The remand here considered is not a remand for "further proceeding" or for "additional evidence" or in any way to complete or add to the record as are so many remands considered in the cited cases. This was a remand for the application to all the facts of a different rule of law. It is a final disposition of the entire case by the trial court on legal grounds. It is not a collateral order. It is an issue which the agency will not be able to otherwise appeal. See Cohen v. Perales, 412 F.2d 44 (5th Cir.1969). I would hold that the remand may be appealed as a final disposition or final judgment. I would also set aside the order or decision here sought to be reviewed.


At oral argument, counsel for Bender was not willing to concede jurisdiction in this court. Thus, we ordered the parties to submit supplemental briefs addressing the appealability of the district court's remand order


Congress, however, has not specifically provided for appellate jurisdiction in the court of appeals over disputes such as that presently before us. Hence, we must rely on 28 U.S.C. Sec. 1291 as the possible basis for jurisdiction over this action


These "urgency" and "importance" factors distinguish the present case from other circuit court cases holding that district court remand orders to administrative agencies are not final.
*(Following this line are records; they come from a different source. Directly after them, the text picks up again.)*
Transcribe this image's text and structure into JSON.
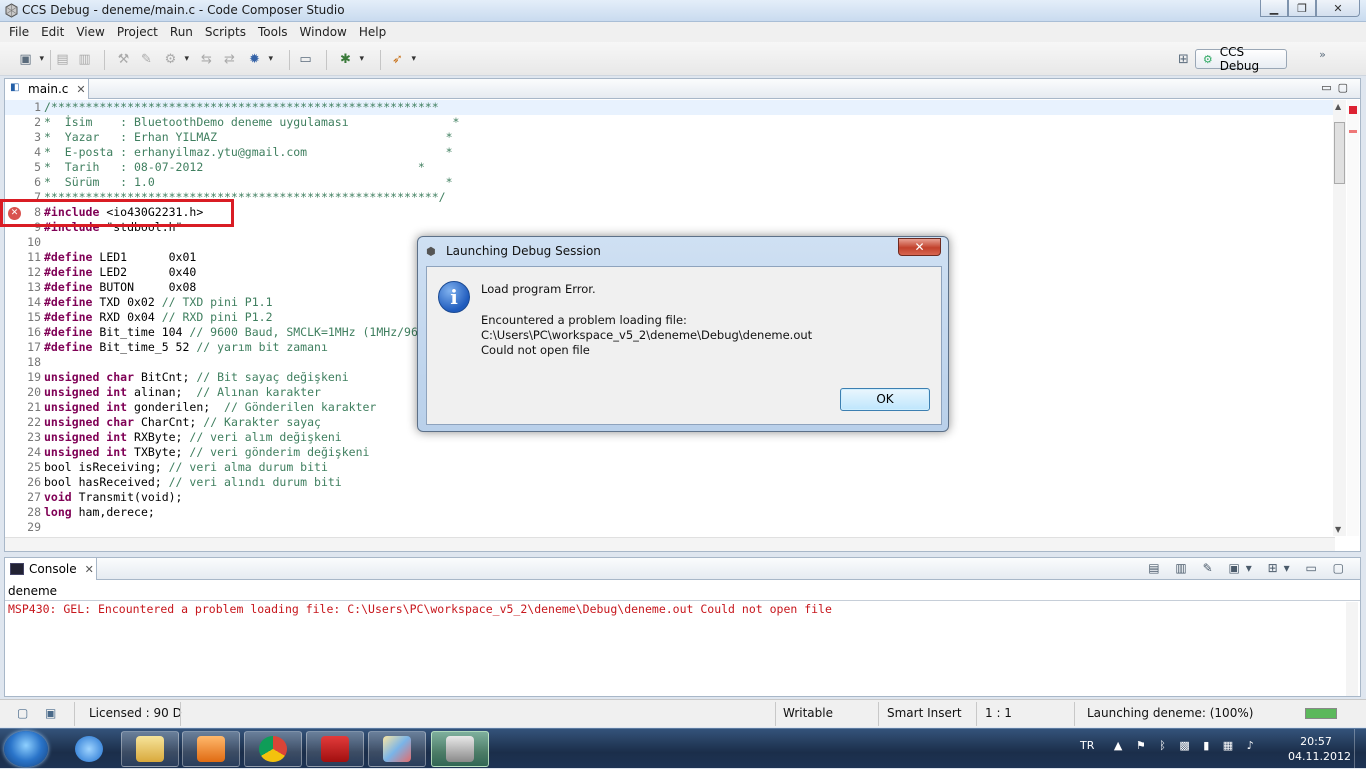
{
  "window": {
    "title": "CCS Debug - deneme/main.c - Code Composer Studio",
    "min_icon": "minimize-icon",
    "max_icon": "maximize-icon",
    "close_icon": "close-icon"
  },
  "menu": [
    "File",
    "Edit",
    "View",
    "Project",
    "Run",
    "Scripts",
    "Tools",
    "Window",
    "Help"
  ],
  "perspective": {
    "label": "CCS Debug"
  },
  "editor": {
    "tab": "main.c",
    "close_glyph": "✕"
  },
  "code": [
    {
      "n": "1",
      "t": "/********************************************************"
    },
    {
      "n": "2",
      "t": "*  İsim    : BluetoothDemo deneme uygulaması               *"
    },
    {
      "n": "3",
      "t": "*  Yazar   : Erhan YILMAZ                                 *"
    },
    {
      "n": "4",
      "t": "*  E-posta : erhanyilmaz.ytu@gmail.com                    *"
    },
    {
      "n": "5",
      "t": "*  Tarih   : 08-07-2012                               *"
    },
    {
      "n": "6",
      "t": "*  Sürüm   : 1.0                                          *"
    },
    {
      "n": "7",
      "t": "*********************************************************/"
    },
    {
      "n": "8",
      "t": "#include <io430G2231.h>"
    },
    {
      "n": "9",
      "t": "#include \"stdbool.h\""
    },
    {
      "n": "10",
      "t": ""
    },
    {
      "n": "11",
      "t": "#define LED1      0x01"
    },
    {
      "n": "12",
      "t": "#define LED2      0x40"
    },
    {
      "n": "13",
      "t": "#define BUTON     0x08"
    },
    {
      "n": "14",
      "t": "#define TXD 0x02 // TXD pini P1.1"
    },
    {
      "n": "15",
      "t": "#define RXD 0x04 // RXD pini P1.2"
    },
    {
      "n": "16",
      "t": "#define Bit_time 104 // 9600 Baud, SMCLK=1MHz (1MHz/96"
    },
    {
      "n": "17",
      "t": "#define Bit_time_5 52 // yarım bit zamanı"
    },
    {
      "n": "18",
      "t": ""
    },
    {
      "n": "19",
      "t": "unsigned char BitCnt; // Bit sayaç değişkeni"
    },
    {
      "n": "20",
      "t": "unsigned int alinan;  // Alınan karakter"
    },
    {
      "n": "21",
      "t": "unsigned int gonderilen;  // Gönderilen karakter"
    },
    {
      "n": "22",
      "t": "unsigned char CharCnt; // Karakter sayaç"
    },
    {
      "n": "23",
      "t": "unsigned int RXByte; // veri alım değişkeni"
    },
    {
      "n": "24",
      "t": "unsigned int TXByte; // veri gönderim değişkeni"
    },
    {
      "n": "25",
      "t": "bool isReceiving; // veri alma durum biti"
    },
    {
      "n": "26",
      "t": "bool hasReceived; // veri alındı durum biti"
    },
    {
      "n": "27",
      "t": "void Transmit(void);"
    },
    {
      "n": "28",
      "t": "long ham,derece;"
    },
    {
      "n": "29",
      "t": ""
    }
  ],
  "dialog": {
    "title": "Launching Debug Session",
    "heading": "Load program Error.",
    "line1": "Encountered a problem loading file:",
    "line2": "C:\\Users\\PC\\workspace_v5_2\\deneme\\Debug\\deneme.out",
    "line3": "Could not open file",
    "ok": "OK",
    "close_glyph": "✕"
  },
  "console": {
    "tab": "Console",
    "close_glyph": "✕",
    "name": "deneme",
    "message": "MSP430: GEL: Encountered a problem loading file: C:\\Users\\PC\\workspace_v5_2\\deneme\\Debug\\deneme.out Could not open file"
  },
  "status": {
    "licensed": "Licensed : 90 D",
    "writable": "Writable",
    "insert": "Smart Insert",
    "position": "1 : 1",
    "launching": "Launching deneme: (100%)",
    "progress": 1.0
  },
  "taskbar": {
    "lang": "TR",
    "time": "20:57",
    "date": "04.11.2012"
  }
}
See, e.g., Eluska v. Andrus, 587 F.2d 996 (9th Cir.1978) (remand order instructed appellant-applicant for Alaskan Native allotment to exhaust administrative remedies through agency's further development of additional evidence; urgency of effective judicial review not a concern since later review clearly available); Giordano v. Roudebush, 565 F.2d 1015 (8th Cir.1977) (private appellant contested remand order which merely ordered further administrative proceedings, a discretionary action by district court); Barfield v. Weinberger, 485 F.2d 696 (5th Cir.1973) (remand order instructed Secretary of HEW to determine if hearing previously conducted on claimant's petition to reopen social security benefits case was in accord with due process; such an order did not establish any serious legal precedent); Pauls v. Secretary of the Air Force, 457 F.2d 294 (1st Cir.1972) (remand order instructed Secretary to produce documents and information, clearly within district court's discretion); Dalto v. Richardson, 434 F.2d 1018 (2d Cir.1970), cert. denied, 401 U.S. 979, 91 S.Ct. 1211, 28 L.Ed.2d 330 (1971) (remand order instructed hearing examiner to take additional evidence, clearly within district court's discretion); United Transportation Union v. Illinois Central R.R. Co., 433 F.2d 566 (7th Cir.1970), cert. denied, 402 U.S. 915, 91 S.Ct. 1374, 28 L.Ed.2d 661 (1971) (although remand order concerned important evidentiary question, government was not a party and thus urgency factor not a concern); Mayersky v. Celebrezze, 353 F.2d 89 (3d Cir.1965) (remand order instructed Secretary to take additional evidence which is within district court's discretion)


The government cites Burton/Hawks, Inc. v. United States, 553 F.Supp. 86 (D.Utah 1982), for the proposition that the clear-and-convincing-evidence standard is appropriate in informal agency proceedings. The government's reliance on this case is misplaced for two reasons: (1) the parties in Burton/Hawks did not dispute the propriety of the standard of proof applied by the IBLA; and (2) the standard applied in Burton/Hawks concerned only the appropriate amount of reliance by the BLM and the IBLA on a USGS determination absent a hearing. Id. at 92-93


The regulations of the Department of Interior, however, provide for procedural protections for the parties involved in such informal hearings. See 43 C.F.R. Secs. 4.415, 4.430-.439 (1983)